On your mark, get set, go!

 It’s finally come. A day of so many emotions and thoughts and ponderings. Herr Grusenski here, kicking off our 2017 German Exchange blog, a neat new feature on our MUHS website that will highlight all of our summer trips that will include more students than I can guess. Today, June 12, 2017, is the day we will travel to Germany.  Guys have been dreaming about this all school year long and into the summer and now it’s here.  We hosted our friends at MUHS and in the homes of students back in March (see picture) and now they will host us at their school and in their homes.

 This will be my sixth trip to Germany as part of an Exchange program.  I went first in 2001 after my first year learning German in high school at St. Peter’s Prep, the Jesuit high school in New Jersey.

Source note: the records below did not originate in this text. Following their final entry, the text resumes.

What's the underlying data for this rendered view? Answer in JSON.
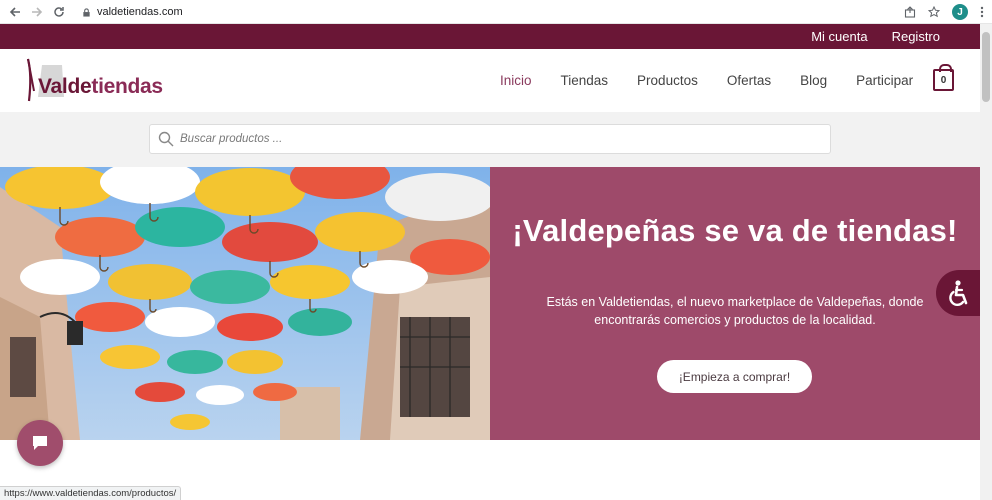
{
  "browser": {
    "url": "valdetiendas.com",
    "profile_initial": "J",
    "status_url": "https://www.valdetiendas.com/productos/"
  },
  "topbar": {
    "links": [
      "Mi cuenta",
      "Registro"
    ]
  },
  "header": {
    "logo_part1": "Valde",
    "logo_part2": "tiendas",
    "nav": [
      {
        "label": "Inicio",
        "active": true
      },
      {
        "label": "Tiendas"
      },
      {
        "label": "Productos"
      },
      {
        "label": "Ofertas"
      },
      {
        "label": "Blog"
      },
      {
        "label": "Participar"
      }
    ],
    "cart_count": "0"
  },
  "search": {
    "placeholder": "Buscar productos ..."
  },
  "hero": {
    "title": "¡Valdepeñas se va de tiendas!",
    "subtitle": "Estás en Valdetiendas, el nuevo marketplace de Valdepeñas, donde encontrarás comercios y productos de la localidad.",
    "cta": "¡Empieza a comprar!"
  },
  "colors": {
    "brand": "#6a1636",
    "hero_panel": "#9e4a6a",
    "search_band": "#f2f2f2"
  }
}
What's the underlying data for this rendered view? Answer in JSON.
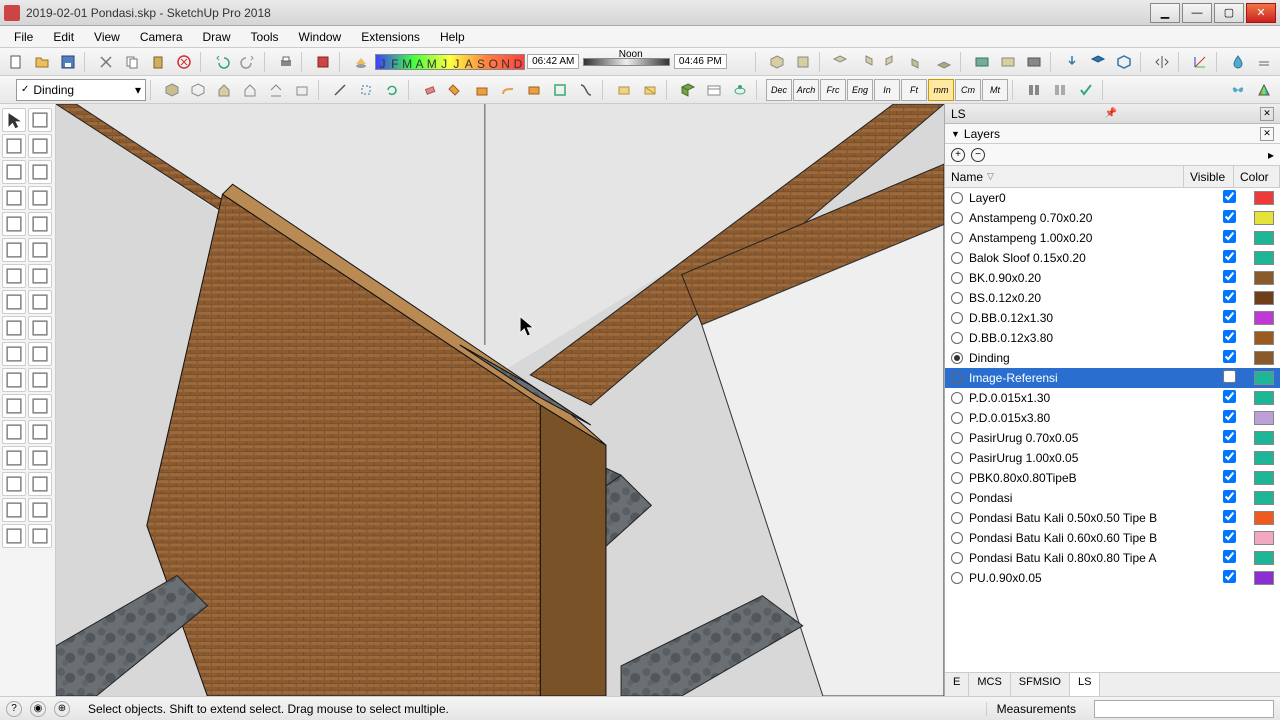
{
  "title": "2019-02-01 Pondasi.skp - SketchUp Pro 2018",
  "menu": [
    "File",
    "Edit",
    "View",
    "Camera",
    "Draw",
    "Tools",
    "Window",
    "Extensions",
    "Help"
  ],
  "months": [
    "J",
    "F",
    "M",
    "A",
    "M",
    "J",
    "J",
    "A",
    "S",
    "O",
    "N",
    "D"
  ],
  "time": {
    "start": "06:42 AM",
    "mid": "Noon",
    "end": "04:46 PM"
  },
  "layer_combo": "Dinding",
  "units": [
    "Dec",
    "Arch",
    "Frc",
    "Eng",
    "In",
    "Ft",
    "mm",
    "Cm",
    "Mt"
  ],
  "unit_active": "mm",
  "panel": {
    "tray": "LS",
    "title": "Layers",
    "cols": {
      "name": "Name",
      "visible": "Visible",
      "color": "Color"
    },
    "tabs": [
      "E",
      "MCS",
      "SFMSIO",
      "LS"
    ],
    "tab_active": "LS"
  },
  "layers": [
    {
      "name": "Layer0",
      "active": false,
      "visible": true,
      "color": "#ef3a3a"
    },
    {
      "name": "Anstampeng 0.70x0.20",
      "active": false,
      "visible": true,
      "color": "#e7e23a"
    },
    {
      "name": "Anstampeng 1.00x0.20",
      "active": false,
      "visible": true,
      "color": "#1db596"
    },
    {
      "name": "Balok Sloof 0.15x0.20",
      "active": false,
      "visible": true,
      "color": "#1db596"
    },
    {
      "name": "BK.0.90x0.20",
      "active": false,
      "visible": true,
      "color": "#8a5a2b"
    },
    {
      "name": "BS.0.12x0.20",
      "active": false,
      "visible": true,
      "color": "#6e3f1a"
    },
    {
      "name": "D.BB.0.12x1.30",
      "active": false,
      "visible": true,
      "color": "#c038d6"
    },
    {
      "name": "D.BB.0.12x3.80",
      "active": false,
      "visible": true,
      "color": "#9c5a23"
    },
    {
      "name": "Dinding",
      "active": true,
      "visible": true,
      "color": "#8a5a2b"
    },
    {
      "name": "Image-Referensi",
      "active": false,
      "visible": false,
      "color": "#1db596",
      "selected": true
    },
    {
      "name": "P.D.0.015x1.30",
      "active": false,
      "visible": true,
      "color": "#1db596"
    },
    {
      "name": "P.D.0.015x3.80",
      "active": false,
      "visible": true,
      "color": "#bda0d8"
    },
    {
      "name": "PasirUrug 0.70x0.05",
      "active": false,
      "visible": true,
      "color": "#1db596"
    },
    {
      "name": "PasirUrug 1.00x0.05",
      "active": false,
      "visible": true,
      "color": "#1db596"
    },
    {
      "name": "PBK0.80x0.80TipeB",
      "active": false,
      "visible": true,
      "color": "#1db596"
    },
    {
      "name": "Pondasi",
      "active": false,
      "visible": true,
      "color": "#1db596"
    },
    {
      "name": "Pondasi Batu Kali 0.50x0.50 Tipe B",
      "active": false,
      "visible": true,
      "color": "#ef5b1f"
    },
    {
      "name": "Pondasi Batu Kali 0.60x0.60 Tipe B",
      "active": false,
      "visible": true,
      "color": "#f4a8bf"
    },
    {
      "name": "Pondasi Batu Kali 0.80x0.80 Tipe A",
      "active": false,
      "visible": true,
      "color": "#1db596"
    },
    {
      "name": "PU.0.90x0.05",
      "active": false,
      "visible": true,
      "color": "#8b2fd0"
    }
  ],
  "status": {
    "hint": "Select objects. Shift to extend select. Drag mouse to select multiple.",
    "meas_label": "Measurements"
  }
}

The trip hooked me. I was floored by a German world that I am still learning about today.

 16 years since then and a lot has changed; about the country and about myself.  What has not changed is that there are still curious students (like I was!) who are willing to sacrifice any rigid concepts of the world that they have and to courageously say “Yes!” I mean “Ja!” to a new and totally different world.  As much as the homework and classwork and reading is what we do and live for at MUHS, this kind of stuff is what we live for too.  I hope you enjoy following it too!  Stay tuned for a pre-travel perspective from our oldest and youngest students on the trip, Oscar ’20 and… whoever the oldest one is!

 See more pictures on Instagram @muhsdeutsch #muhscsg17.

  • Germany